Oh sweet, good call on that one Andrewas. Now, will these kind of tape drives work with computers running Windows XP? Sorry if my question seems dumb, but I've never seen these kinds of minicarts before.


Vice Admiral
I'm not 100 percent sure, but that thing looks a lot like a Ditto tape from Iomega. The format was introduced in 1992, and like all ADR(Onstream) based formats abandoned around 1999.

Good luck on finding an operational drive for that one! The ADR-ish tape reader works like the inside of a VCR, and the drives broke down easily(between 1 and three years if they do a daily backup, if your data throughput is unstable causing the drive to spool back and forth all the time and stopping and restarting(The guys at quantum call this effect"shoe-ing"(or that is the way they pronounce it)), the devices break down within a year.


Finder of things, Doer of stuff
If the library is willing to fork out cash, there are professional services out there for retrieving data off of obsolete formats.

However, if you can figure this out and have access to old tape drives or can find the right ones, this may be the more cost effective route. Note that, not only do you need the data off the drive, you do need to know what kind of system and OS this is from to make the data useful.


Vice Admiral
-Ah, i see it has been identified-

Operating system will not matter much, but you need to be sure you use thesame backup software(or a higher version). In that era Arcserve is your best bet. ;)


Rear Admiral
Update for all who are interested:

Someone here at the university managed to pop on of these in...and all of the files are from some obsolete library cataloging/management software (I don't recall the name) that was used back in 1994-1996. So obsolete and ancient that the university doesn't even have any copies of this software left.

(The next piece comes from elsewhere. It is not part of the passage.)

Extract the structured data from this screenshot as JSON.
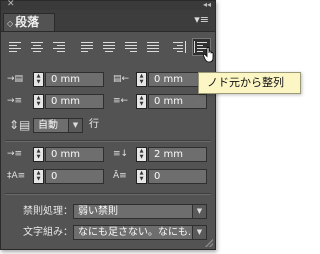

So obsolete, in fact, that only one college/university in the USA still uses it, and they're all the way in Wisconsin. We're going to see if they can help us out with it; if not, we're going to have to see about using some professional service.